Q. Recently your main competitor, MasterCard, launched extra services for its VIP segment in Georgia. What are your plans in this regard?
A. First of all, my plan is to reinforce what Visa is famous for. Visa is famous for providing great payment opportunities in terms of various deals, for example we have the World of Privileges Program for premium cardholders in many countries of the region, in Georgia & Ukraine in particular. This is something that makes my payments with Visa very attractive. Because I get discounts, loyalty points and many interesting things, which encourage me to pay with a card and get benefits from it. The choice for Visa is where to invest money: do we invest in technology, or in providing great deals for our customers, or something else? We need to make a choice. The first priority for me is to invest in those things where Visa is already famous for providing great opportunities to pay and get benefits. And as I said, the World of Privileges is one of the key elements here.
As I am responsible for Ukrainian, Georgian and Armenian markets, I would love to inform cardholders about the discounts and deals they get from paying with a Visa card. For example, when Ukrainians are travelling to Georgia they must know that they could get great deals with Visa cards - at hotels, retailers, etc. This is what I would like to reinforce.
Q. Recent years have been quite hard for Ukraine, which was involved in military conflict in its region. Georgia, like Central Asian countries, faced economic difficulties due to the devaluation of national currencies. How have these trends influenced Visa Inc.’s plans?
A. Visa operates worldwide. We as a company have seen all kinds of situations and Visa knows how to work in these kinds of environments and we will keep investing. In other words, crisis or devaluation or fluctuation of currencies are not conditions which would prevent Visa from being interested in markets or stop it investing. We will keep investing in new technologies. We keep investing and cooperating with our key stakeholders.
Q. Security is the main priority for Visa. Which specific features make the safety of Visa outstanding?
A. A very specific example is 3D Secure. This is an instrument which was invented by Visa and is now being used worldwide. We also call it Verified by Visa. Basically, it is a way to pay safely on the internet. With VbV each online transaction is protected with a dynamic onetime password. If you do not disclose your information to anyone, online payments with VbV are almost 100% safe.
We are currently working to launch so-called tokenization, this is a safety tool that will allow very safe payments via smartphones. Also, tokenization makes it practically impossible to steal your card information and somehow abuse it on the internet or somewhere else. These examples make us an outstanding company in terms of payment security.

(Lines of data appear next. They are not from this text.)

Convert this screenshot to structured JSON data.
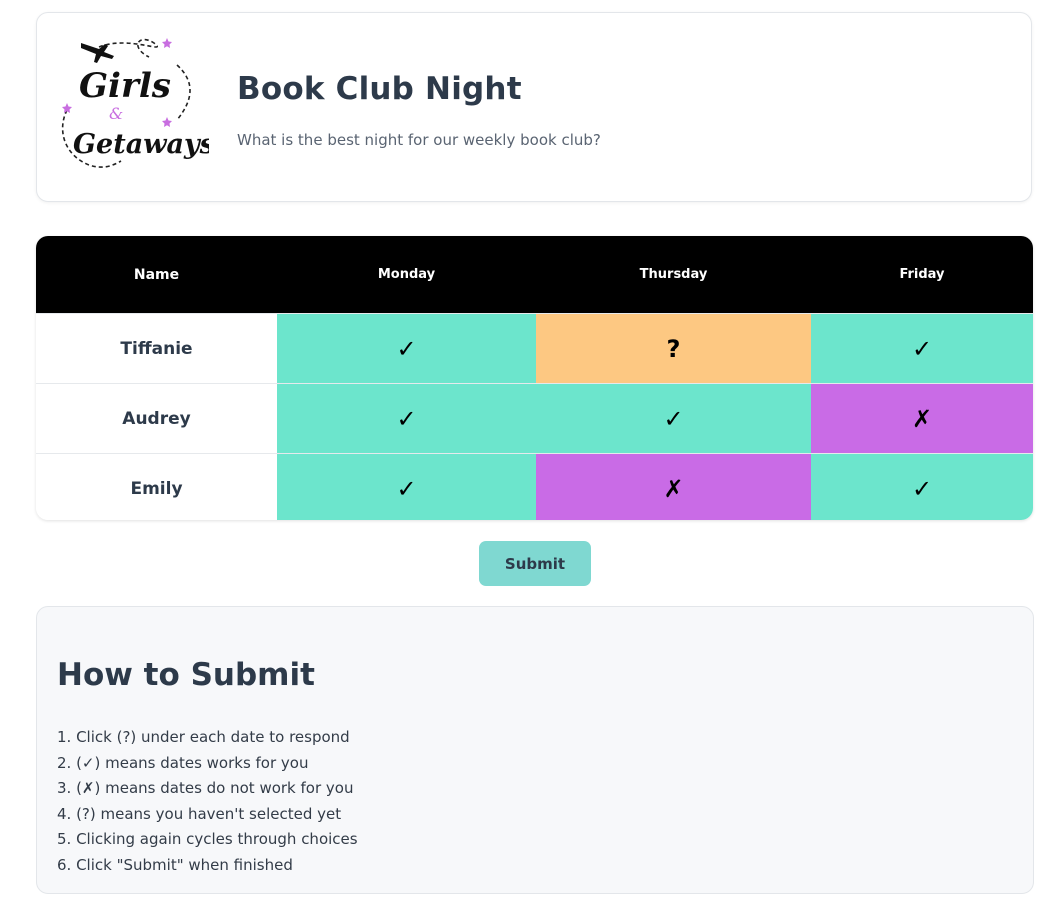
{
  "header": {
    "logo_text": "Girls & Getaways",
    "title": "Book Club Night",
    "subtitle": "What is the best night for our weekly book club?"
  },
  "table": {
    "headers": [
      "Name",
      "Monday",
      "Thursday",
      "Friday"
    ],
    "rows": [
      {
        "name": "Tiffanie",
        "cells": [
          {
            "symbol": "✓",
            "status": "yes"
          },
          {
            "symbol": "?",
            "status": "maybe"
          },
          {
            "symbol": "✓",
            "status": "yes"
          }
        ]
      },
      {
        "name": "Audrey",
        "cells": [
          {
            "symbol": "✓",
            "status": "yes"
          },
          {
            "symbol": "✓",
            "status": "yes"
          },
          {
            "symbol": "✗",
            "status": "no"
          }
        ]
      },
      {
        "name": "Emily",
        "cells": [
          {
            "symbol": "✓",
            "status": "yes"
          },
          {
            "symbol": "✗",
            "status": "no"
          },
          {
            "symbol": "✓",
            "status": "yes"
          }
        ]
      }
    ]
  },
  "submit_label": "Submit",
  "help": {
    "title": "How to Submit",
    "steps": [
      "1. Click (?) under each date to respond",
      "2. (✓) means dates works for you",
      "3. (✗) means dates do not work for you",
      "4. (?) means you haven't selected yet",
      "5. Clicking again cycles through choices",
      "6. Click \"Submit\" when finished"
    ]
  },
  "colors": {
    "yes": "#6ce5cc",
    "no": "#c96be6",
    "maybe": "#fdc882",
    "header_bg": "#000000",
    "button": "#7fd8d1",
    "logo_accent": "#c86ee0"
  }
}
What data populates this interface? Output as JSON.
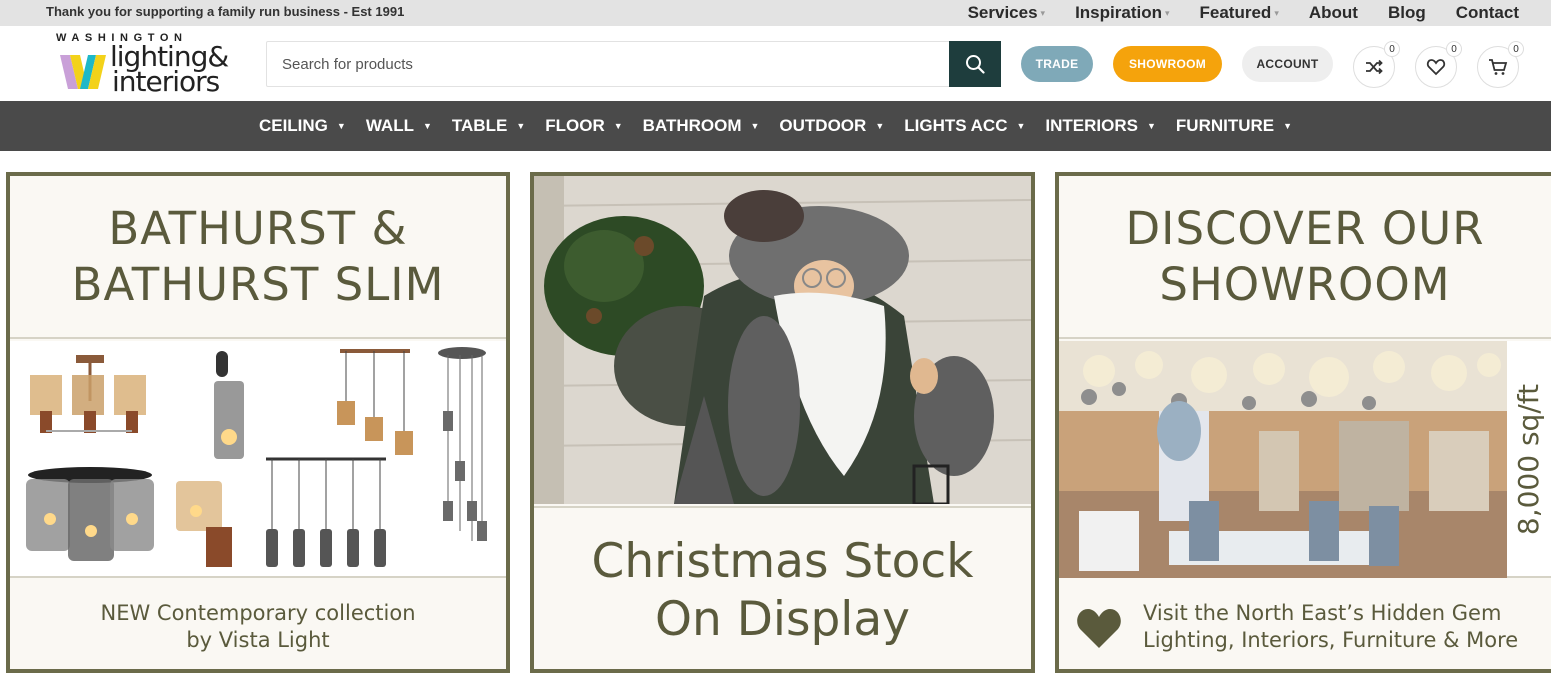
{
  "topbar": {
    "tagline": "Thank you for supporting a family run business - Est 1991",
    "nav": [
      {
        "label": "Services",
        "has_dropdown": true
      },
      {
        "label": "Inspiration",
        "has_dropdown": true
      },
      {
        "label": "Featured",
        "has_dropdown": true
      },
      {
        "label": "About",
        "has_dropdown": false
      },
      {
        "label": "Blog",
        "has_dropdown": false
      },
      {
        "label": "Contact",
        "has_dropdown": false
      }
    ]
  },
  "logo": {
    "top": "WASHINGTON",
    "line1": "lighting&",
    "line2": "interiors"
  },
  "search": {
    "placeholder": "Search for products",
    "value": ""
  },
  "header_buttons": {
    "trade": "TRADE",
    "showroom": "SHOWROOM",
    "account": "ACCOUNT"
  },
  "header_icons": {
    "compare_count": "0",
    "wishlist_count": "0",
    "cart_count": "0"
  },
  "main_nav": [
    {
      "label": "CEILING"
    },
    {
      "label": "WALL"
    },
    {
      "label": "TABLE"
    },
    {
      "label": "FLOOR"
    },
    {
      "label": "BATHROOM"
    },
    {
      "label": "OUTDOOR"
    },
    {
      "label": "LIGHTS ACC"
    },
    {
      "label": "INTERIORS"
    },
    {
      "label": "FURNITURE"
    }
  ],
  "panels": {
    "bathurst": {
      "title_line1": "BATHURST &",
      "title_line2": "BATHURST SLIM",
      "subtitle_line1": "NEW Contemporary collection",
      "subtitle_line2": "by Vista Light"
    },
    "christmas": {
      "title_line1": "Christmas Stock",
      "title_line2": "On Display"
    },
    "showroom": {
      "title_line1": "DISCOVER OUR",
      "title_line2": "SHOWROOM",
      "area": "8,000 sq/ft",
      "subtitle_line1": "Visit the North East’s Hidden Gem",
      "subtitle_line2": "Lighting, Interiors, Furniture & More"
    }
  },
  "colors": {
    "accent_dark": "#1e3d3d",
    "trade": "#7fa9b8",
    "showroom": "#f5a30c",
    "nav_bg": "#4a4a4a",
    "panel_border": "#6b6b4a",
    "panel_text": "#5a5a3c"
  }
}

Q. Banks are providing customers with additional card insurance service. Do you see a possibility for customers to become more concerned about a company, for example Visa, if banks are suggesting some additional safety measures?
A. Every consumer looks at risks differently. Some people do not have health insurance at all and yet they feel comfortable, while there are people who prefer to have all types of insurance. If a service is offered voluntarily, there will always be someone who would like to buy that type of insurance. I think people can have different feelings and so for example, there could be an opinion that this creates more safety, while others might be more concerned. The only way to understand real feelings, is to carry out a survey. This could be something that we and the banks might look into in some of our next surveys.